An 83 year old Bangladeshi politician has been sentenced to life imprisonment for his part in the country’s bloody independence struggle in 1971, which cost up to 3 million lives. A special war crimes tribunal had found him guilty of involvement in the deaths of 372 Hindus.

Abdul Alim, of the Bangladesh National Party, was convicted on nine charges. Last week the tribunal sentenced another senior BNP figure, Salahuddin Quader Chowdhury, to death for crimes against humanity. 

Alim was spared the death penalty because of his poor health. Prosecutors say he headed part of a militia fighting on the side of the Pakistan government that was trying to stop Bangladesh, then East Pakistan, breaking away.

Six current and former leaders of the main Islamic party, Jamaat-e-Islami, have  been convicted by the same tribunal. Critics say the trials failed to meet international standards, and dozens of people have died in violent protests against the verdicts.

(See also my blog of July 19.)

Sunday, 6 October 2013

Relief workers murdered

In Pakistan, a roadside bomb has killed two soldiers helping with relief work after last month’s earthquake in Balochistan. Three others were injured in the explosion near the town of Mashkay.

Up to 800 people were killed in the quake, with many more injured, and altogether 300,000 people are said to have been affected.

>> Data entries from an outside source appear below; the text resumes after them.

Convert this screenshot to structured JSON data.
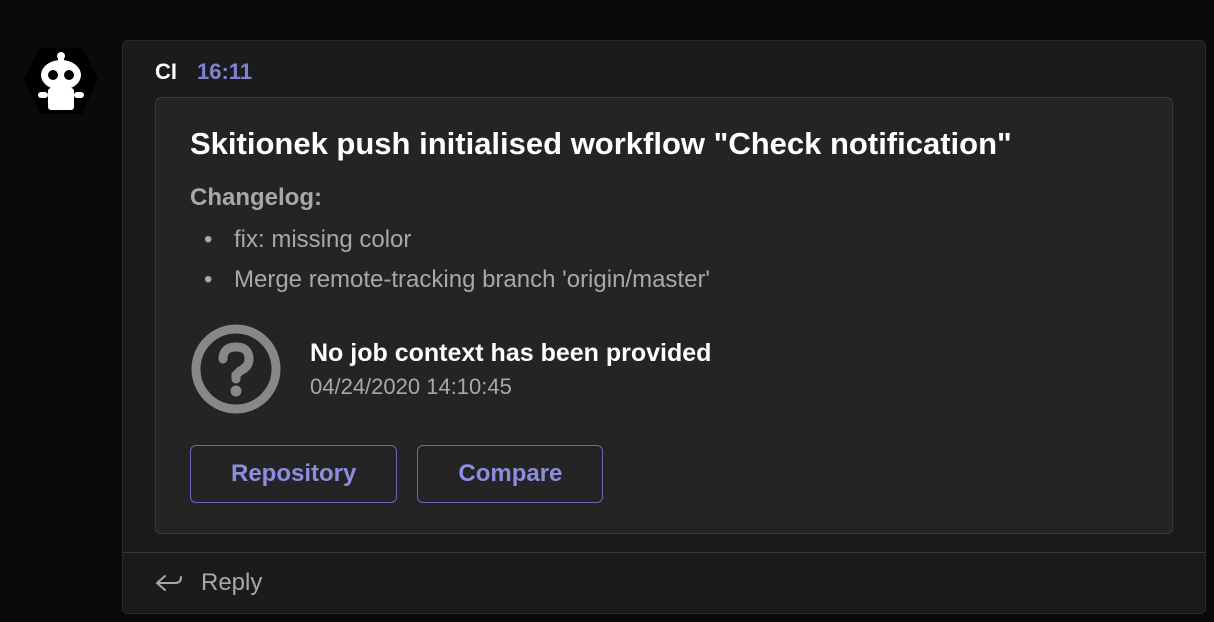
{
  "message": {
    "sender": "CI",
    "timestamp": "16:11"
  },
  "card": {
    "title": "Skitionek push initialised workflow \"Check notification\"",
    "changelog_label": "Changelog:",
    "changelog_items": [
      "fix: missing color",
      "Merge remote-tracking branch 'origin/master'"
    ],
    "status": {
      "title": "No job context has been provided",
      "date": "04/24/2020 14:10:45"
    },
    "buttons": {
      "repository": "Repository",
      "compare": "Compare"
    }
  },
  "reply": {
    "label": "Reply"
  }
}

No one has admitted carrying out the attack on the troops, but Baloch separatists have been fighting the army for years.

Rockets have been launched against army helicopters and members of the paramilitary Frontier Corps delivering relief.

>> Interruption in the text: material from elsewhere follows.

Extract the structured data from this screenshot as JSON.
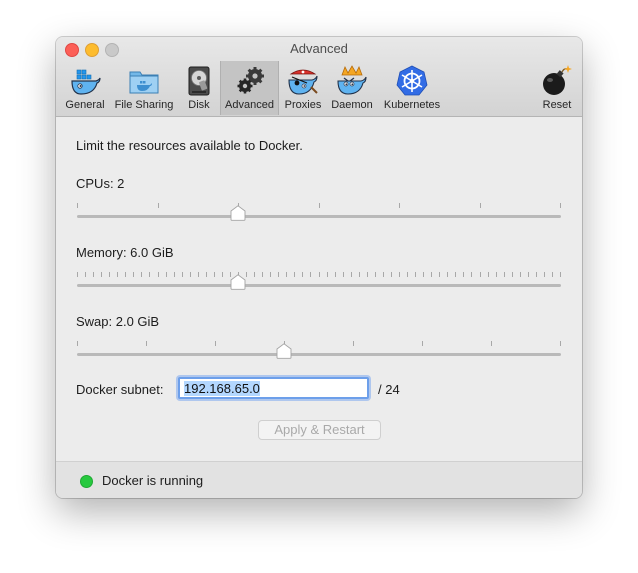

The Pakistani army effectively controls large parts of the province - one of the country’s poorest - and insurgents accuse them of kidnapping and killing Baloch nationalists, charges the army denies.

Friday, 4 October 2013

Boat people 2013

More than 200 people are still missing after the boat on which they were trying to escape Eritrea and Somalia sank off the Italian island of Lampedusa. So far 155 people have been rescued and 111 bodies have been found.

The 66 foot boat began taking on water as it neared the island, then it is said that some of the passengers started a fire to try to attract attention. As the flames spread, everyone moved to one side of the vessel, causing it to capsize.

On Lampedusa, a hangar has had to be turned into a makeshift mortuary, and Italy has declared a day of national mourning. The boat’s skipper has been arrested.

Since 1988, nearly 20,000 people have died trying to get into Europe, more than 2,350 of them in 2011 alone. (See also my blogs of April 2, 2009 and December 16, 2010.)

*Piece from a Spanish website about my Historia Mundial de los desastres.